According to researchers at security firm Positive Technologies, Intel chips that were released during the past five years contain a flaw that may allow hackers to overcome built-in security measures. The flaw is in the Converged Security and Management Engine (CSME), described as a subsystem inside CPUs and chipsets similar to AMD’s Platform Security Processor. Intel has issued a patch, but Positive Technologies said it may not be enough to protect systems containing the flawed products. Intel’s 10th generation processors are reportedly not among those affected.
Ars Technica reports that CSME, which “implements the firmware-based Trusted Platform Module used for silicon-based encryption, authentication of UEFI BIOS firmware, Microsoft System Guard and BitLocker, and other security features,” fails due to a bug in the input-output memory management unit.
More specifically, this unit fails to “implement early enough in the firmware boot process.” That lag is a “window of opportunity for other chip components, such as the Integrated Sensor Hub, to execute malicious code that runs very early in the boot process with the highest of system privileges.”
A firmware update may not fix the problem “because the flaw resides in the CSME mask ROM, a piece of silicon that boots the very first piece of CSME firmware.” Positive Technologies lead specialist of OS/hardware security Mark Ermolov reported that, “the larger worry is that, because this vulnerability allows a compromise at the hardware level, it destroys the chain of trust for the platform as a whole.”

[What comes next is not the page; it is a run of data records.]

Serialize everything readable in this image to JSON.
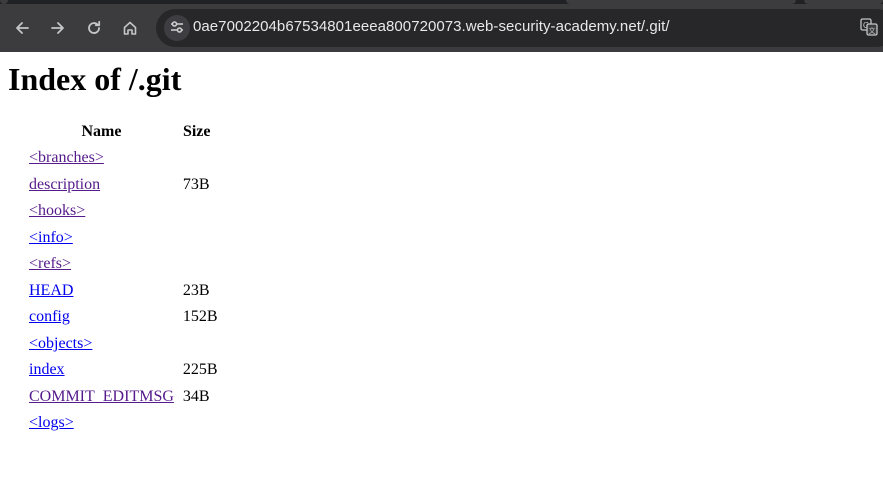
{
  "browser": {
    "url": "0ae7002204b67534801eeea800720073.web-security-academy.net/.git/",
    "back_icon": "arrow-left-icon",
    "forward_icon": "arrow-right-icon",
    "reload_icon": "reload-icon",
    "home_icon": "home-icon",
    "site_info_icon": "tune-icon",
    "translate_icon": "translate-icon"
  },
  "page": {
    "title": "Index of /.git",
    "columns": {
      "name": "Name",
      "size": "Size"
    },
    "entries": [
      {
        "name": "<branches>",
        "size": "",
        "visited": true
      },
      {
        "name": "description",
        "size": "73B",
        "visited": true
      },
      {
        "name": "<hooks>",
        "size": "",
        "visited": true
      },
      {
        "name": "<info>",
        "size": "",
        "visited": false
      },
      {
        "name": "<refs>",
        "size": "",
        "visited": true
      },
      {
        "name": "HEAD",
        "size": "23B",
        "visited": false
      },
      {
        "name": "config",
        "size": "152B",
        "visited": false
      },
      {
        "name": "<objects>",
        "size": "",
        "visited": false
      },
      {
        "name": "index",
        "size": "225B",
        "visited": false
      },
      {
        "name": "COMMIT_EDITMSG",
        "size": "34B",
        "visited": true
      },
      {
        "name": "<logs>",
        "size": "",
        "visited": false
      }
    ]
  },
  "colors": {
    "link": "#0000ee",
    "visited_link": "#551a8b",
    "toolbar": "#3c3c3f",
    "omnibox": "#27272a"
  }
}
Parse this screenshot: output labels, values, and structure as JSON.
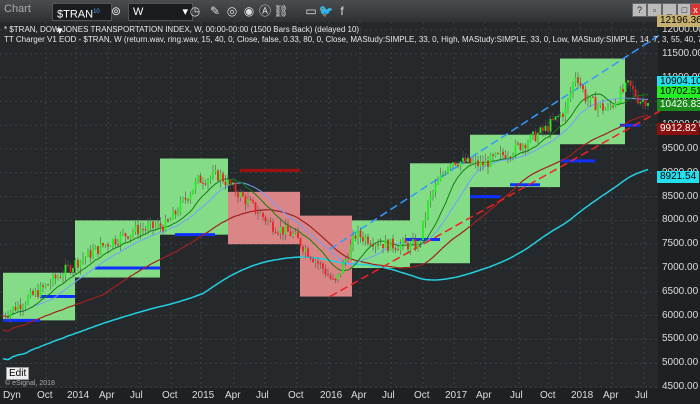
{
  "window": {
    "title": "Chart",
    "symbol": "$TRAN",
    "symbol_badge": "10",
    "interval": "W",
    "buttons": [
      "help",
      "restore-pane",
      "minimize",
      "maximize",
      "close"
    ]
  },
  "info": {
    "line1": "* $TRAN, DOW JONES TRANSPORTATION INDEX, W, 00:00-00:00 (1500 Bars Back) (delayed 10)",
    "line2": "TT Charger V1 EOD - $TRAN, W (return.wav, ring.wav, 15, 40, 0, Close, false, 0.33, 80, 0, Close, MAStudy:SIMPLE, 33, 0, High, MAStudy:SIMPLE, 33, 0, Low, MAStudy:SIMPLE, 14, 7, 3, 55, 40, 7, 3, 7, 75, 25)"
  },
  "y_axis": {
    "labels": [
      "12000.00",
      "11500.00",
      "11000.00",
      "10500.00",
      "10000.00",
      "9500.00",
      "9000.00",
      "8500.00",
      "8000.00",
      "7500.00",
      "7000.00",
      "6500.00",
      "6000.00",
      "5500.00",
      "5000.00",
      "4500.00"
    ]
  },
  "price_tags": [
    {
      "text": "12196.36",
      "value": 12196.36,
      "color": "#c8b070"
    },
    {
      "text": "10904.10",
      "value": 10904.1,
      "color": "#22e0f0"
    },
    {
      "text": "10702.51",
      "value": 10702.51,
      "color": "#22ee22"
    },
    {
      "text": "10426.83",
      "value": 10426.83,
      "color": "#1a8a1a"
    },
    {
      "text": "9912.82",
      "value": 9912.82,
      "color": "#8a1010"
    },
    {
      "text": "8921.54",
      "value": 8921.54,
      "color": "#22e0f0"
    }
  ],
  "x_axis": {
    "labels": [
      "Oct",
      "2014",
      "Apr",
      "Jul",
      "Oct",
      "2015",
      "Apr",
      "Jul",
      "Oct",
      "2016",
      "Apr",
      "Jul",
      "Oct",
      "2017",
      "Apr",
      "Jul",
      "Oct",
      "2018",
      "Apr",
      "Jul"
    ]
  },
  "footer": {
    "dyn": "Dyn",
    "edit": "Edit",
    "copyright": "© eSignal, 2018"
  },
  "chart_data": {
    "type": "candlestick",
    "ylim": [
      4500,
      12000
    ],
    "monthly_close_approx": [
      [
        "2013-10",
        6540
      ],
      [
        "2014-01",
        7065
      ],
      [
        "2014-04",
        7485
      ],
      [
        "2014-07",
        7800
      ],
      [
        "2014-10",
        7900
      ],
      [
        "2015-01",
        8850
      ],
      [
        "2015-03",
        8950
      ],
      [
        "2015-06",
        8325
      ],
      [
        "2015-08",
        7900
      ],
      [
        "2015-10",
        7700
      ],
      [
        "2016-01",
        6960
      ],
      [
        "2016-02",
        6650
      ],
      [
        "2016-04",
        7700
      ],
      [
        "2016-07",
        7485
      ],
      [
        "2016-10",
        7485
      ],
      [
        "2016-11",
        8430
      ],
      [
        "2017-01",
        9270
      ],
      [
        "2017-04",
        9165
      ],
      [
        "2017-07",
        9480
      ],
      [
        "2017-10",
        9900
      ],
      [
        "2017-12",
        10320
      ],
      [
        "2018-01",
        11100
      ],
      [
        "2018-02",
        10530
      ],
      [
        "2018-04",
        10320
      ],
      [
        "2018-06",
        10845
      ],
      [
        "2018-07",
        10530
      ]
    ],
    "colors": {
      "up": "#22ee22",
      "down": "#ee2222",
      "bull_zone": "#90f090",
      "bear_zone": "#f09090",
      "ma_long": "#22d0e0",
      "support": "#1030ff"
    }
  }
}
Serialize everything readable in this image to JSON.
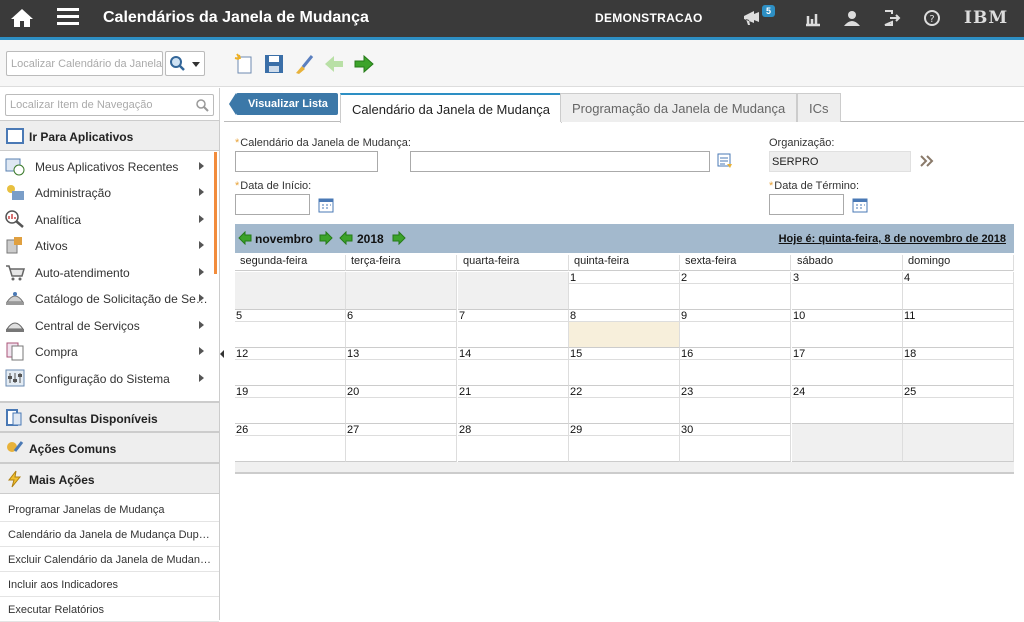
{
  "app": {
    "title": "Calendários da Janela de Mudança",
    "user": "DEMONSTRACAO",
    "notifications": "5",
    "brand": "IBM"
  },
  "toolbar": {
    "search_placeholder": "Localizar Calendário da Janela"
  },
  "sidebar": {
    "search_placeholder": "Localizar Item de Navegação",
    "goto_title": "Ir Para Aplicativos",
    "items": [
      {
        "label": "Meus Aplicativos Recentes",
        "icon": "recent-apps-icon"
      },
      {
        "label": "Administração",
        "icon": "administration-icon"
      },
      {
        "label": "Analítica",
        "icon": "analytics-icon"
      },
      {
        "label": "Ativos",
        "icon": "assets-icon"
      },
      {
        "label": "Auto-atendimento",
        "icon": "self-service-icon"
      },
      {
        "label": "Catálogo de Solicitação de Se…",
        "icon": "catalog-icon"
      },
      {
        "label": "Central de Serviços",
        "icon": "service-desk-icon"
      },
      {
        "label": "Compra",
        "icon": "purchase-icon"
      },
      {
        "label": "Configuração do Sistema",
        "icon": "system-config-icon"
      }
    ],
    "queries_title": "Consultas Disponíveis",
    "common_actions_title": "Ações Comuns",
    "more_actions_title": "Mais Ações",
    "more_actions": [
      "Programar Janelas de Mudança",
      "Calendário da Janela de Mudança Dup…",
      "Excluir Calendário da Janela de Mudan…",
      "Incluir aos Indicadores",
      "Executar Relatórios"
    ]
  },
  "tabs": {
    "view_list": "Visualizar Lista",
    "items": [
      "Calendário da Janela de Mudança",
      "Programação da Janela de Mudança",
      "ICs"
    ],
    "active": 0
  },
  "form": {
    "calendar_label": "Calendário da Janela de Mudança:",
    "calendar_value": "",
    "calendar_desc_value": "",
    "org_label": "Organização:",
    "org_value": "SERPRO",
    "start_label": "Data de Início:",
    "start_value": "",
    "end_label": "Data de Término:",
    "end_value": ""
  },
  "calendar": {
    "month": "novembro",
    "year": "2018",
    "today_text": "Hoje é: quinta-feira, 8 de novembro de 2018",
    "day_names": [
      "segunda-feira",
      "terça-feira",
      "quarta-feira",
      "quinta-feira",
      "sexta-feira",
      "sábado",
      "domingo"
    ],
    "weeks": [
      [
        "",
        "",
        "",
        "1",
        "2",
        "3",
        "4"
      ],
      [
        "5",
        "6",
        "7",
        "8",
        "9",
        "10",
        "11"
      ],
      [
        "12",
        "13",
        "14",
        "15",
        "16",
        "17",
        "18"
      ],
      [
        "19",
        "20",
        "21",
        "22",
        "23",
        "24",
        "25"
      ],
      [
        "26",
        "27",
        "28",
        "29",
        "30",
        "",
        ""
      ]
    ],
    "today_day": "8",
    "colors": {
      "header": "#a3b9cd",
      "today": "#f7efdb",
      "accent": "#2d8fc4"
    }
  }
}
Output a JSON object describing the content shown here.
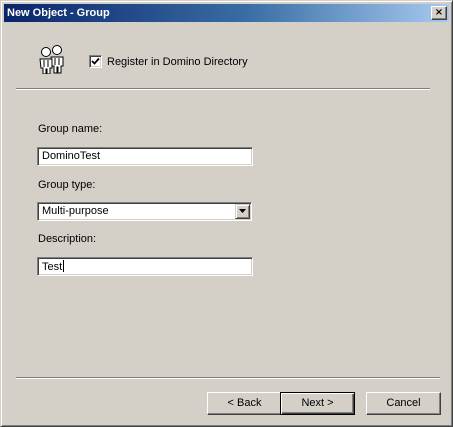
{
  "window": {
    "title": "New Object - Group",
    "close_glyph": "×"
  },
  "header": {
    "icon": "group-icon",
    "register_checkbox": {
      "label": "Register in Domino Directory",
      "checked": true
    }
  },
  "form": {
    "group_name": {
      "label": "Group name:",
      "value": "DominoTest"
    },
    "group_type": {
      "label": "Group type:",
      "selected": "Multi-purpose"
    },
    "description": {
      "label": "Description:",
      "value": "Test"
    }
  },
  "buttons": {
    "back_label": "< Back",
    "next_label": "Next >",
    "cancel_label": "Cancel"
  },
  "colors": {
    "title_gradient_start": "#0a246a",
    "title_gradient_end": "#a6caf0",
    "dialog_face": "#d4d0c8"
  }
}
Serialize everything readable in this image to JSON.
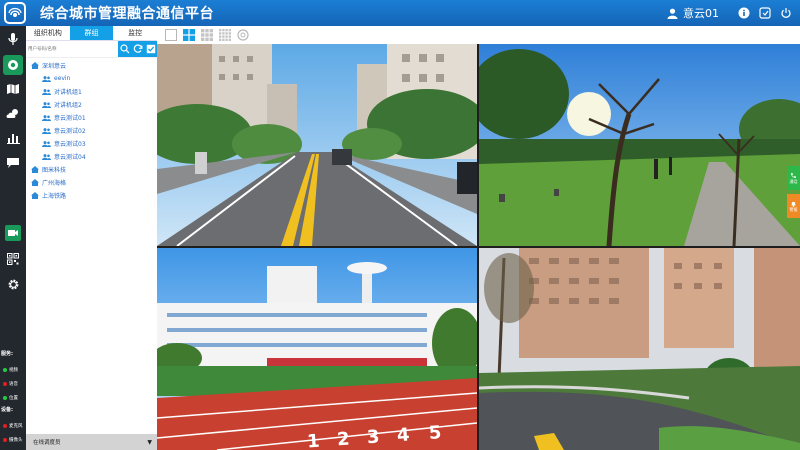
{
  "header": {
    "title": "综合城市管理融合通信平台",
    "user_name": "意云01",
    "icons": [
      "app-logo-icon",
      "user-icon",
      "info-icon",
      "fullscreen-icon",
      "power-icon"
    ]
  },
  "nav": {
    "icons": [
      "microphone-icon",
      "eye-icon",
      "map-icon",
      "weather-icon",
      "chart-icon",
      "chat-icon",
      "video-call-icon",
      "qr-code-icon",
      "gear-icon"
    ]
  },
  "legend": {
    "service_title": "服务:",
    "service_items": [
      {
        "label": "视频",
        "color": "#22cc44"
      },
      {
        "label": "语音",
        "color": "#e02020"
      },
      {
        "label": "位置",
        "color": "#22cc44"
      }
    ],
    "device_title": "设备:",
    "device_items": [
      {
        "label": "麦克风",
        "color": "#e02020"
      },
      {
        "label": "摄像头",
        "color": "#e02020"
      }
    ]
  },
  "sidebar": {
    "tabs": [
      {
        "label": "组织机构",
        "active": false
      },
      {
        "label": "群组",
        "active": true
      },
      {
        "label": "监控",
        "active": false
      }
    ],
    "search_placeholder": "用户号码/名称",
    "tree": {
      "root": "深圳意云",
      "children": [
        "eevin",
        "对讲机组1",
        "对讲机组2",
        "意云测试01",
        "意云测试02",
        "意云测试03",
        "意云测试04"
      ],
      "siblings": [
        "图米科技",
        "广州海格",
        "上海铁路"
      ]
    },
    "footer_label": "在线调度员"
  },
  "toolbar": {
    "layouts": [
      "1x1",
      "2x2",
      "3x3",
      "4x4",
      "loop"
    ],
    "active_layout": "2x2"
  },
  "float_buttons": {
    "top_label": "通话",
    "bottom_label": "警报"
  }
}
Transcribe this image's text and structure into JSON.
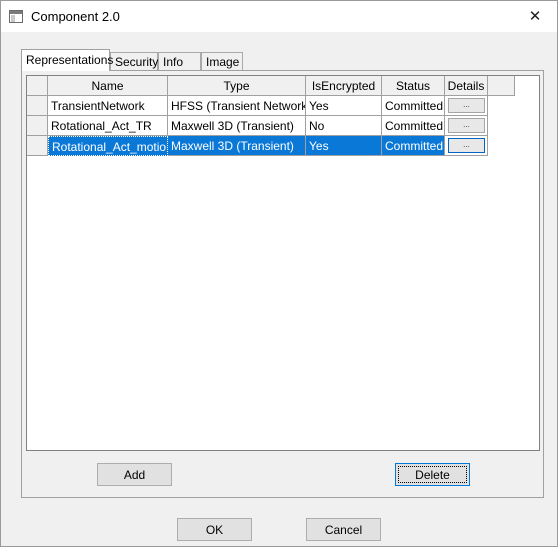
{
  "window": {
    "title": "Component 2.0",
    "close_glyph": "✕"
  },
  "tabs": [
    {
      "label": "Representations",
      "active": true
    },
    {
      "label": "Security",
      "active": false
    },
    {
      "label": "Info",
      "active": false
    },
    {
      "label": "Image",
      "active": false
    }
  ],
  "table": {
    "columns": [
      "Name",
      "Type",
      "IsEncrypted",
      "Status",
      "Details"
    ],
    "details_button_label": "...",
    "rows": [
      {
        "name": "TransientNetwork",
        "type": "HFSS (Transient Network)",
        "encrypted": "Yes",
        "status": "Committed",
        "selected": false
      },
      {
        "name": "Rotational_Act_TR",
        "type": "Maxwell 3D (Transient)",
        "encrypted": "No",
        "status": "Committed",
        "selected": false
      },
      {
        "name": "Rotational_Act_motion",
        "type": "Maxwell 3D (Transient)",
        "encrypted": "Yes",
        "status": "Committed",
        "selected": true
      }
    ]
  },
  "buttons": {
    "add": "Add",
    "delete": "Delete",
    "ok": "OK",
    "cancel": "Cancel"
  },
  "colors": {
    "selection": "#0a78d7",
    "focus": "#0078d7"
  },
  "icons": {
    "app": "window-icon",
    "close": "close-icon",
    "details": "ellipsis-icon"
  }
}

Hackers can “exploit the flaw … [to] bypass security protections provided by Intel’s Enhanced Privacy ID (EPID) (which provides on-chip encryption capabilities) and digital rights management protections for proprietary data.” Ermolov noted that, “since the Intel CSME subsystem has special tools for intercepting any data passing through a USB controller (the so-called USB-Redirection), an attacker using this vulnerability could launch a special malicious code on Intel CSME that will read keystrokes (keylogger),” including passwords.
He added that the attacker could also “inject his code to run on a special controller, Intel Integrated Sensors Hub (ISH) … [and] attack Intel CSME.” “Thus, in most cases, the attacker does not need physical access to the vulnerable machine,” said Ermolov. Intel, however, “continues to suggest that the vulnerability is exploitable only when attackers have possession of a vulnerable machine.”
The Verge reports the malware that hackers could execute with the chip flaw “is undetectable by traditional antivirus systems.” It adds that a successful attack would “in most cases [require] physical access to a machine, but some could be performed by other malware bypassing OS-level protections to perform local attacks.”
Intel has downplayed the new security vulnerability,” notes The Verge, with a spokesperson stating that it has “released mitigations and recommends keeping systems up-to-date.” Positive Technologies will provide “more technical details” in a soon-to- be-published white paper. “Intel’s latest 10th Gen processors are not vulnerable.”
Intel Promises Full Memory Encryption in Upcoming CPUs, Ars Technica, 2/26/20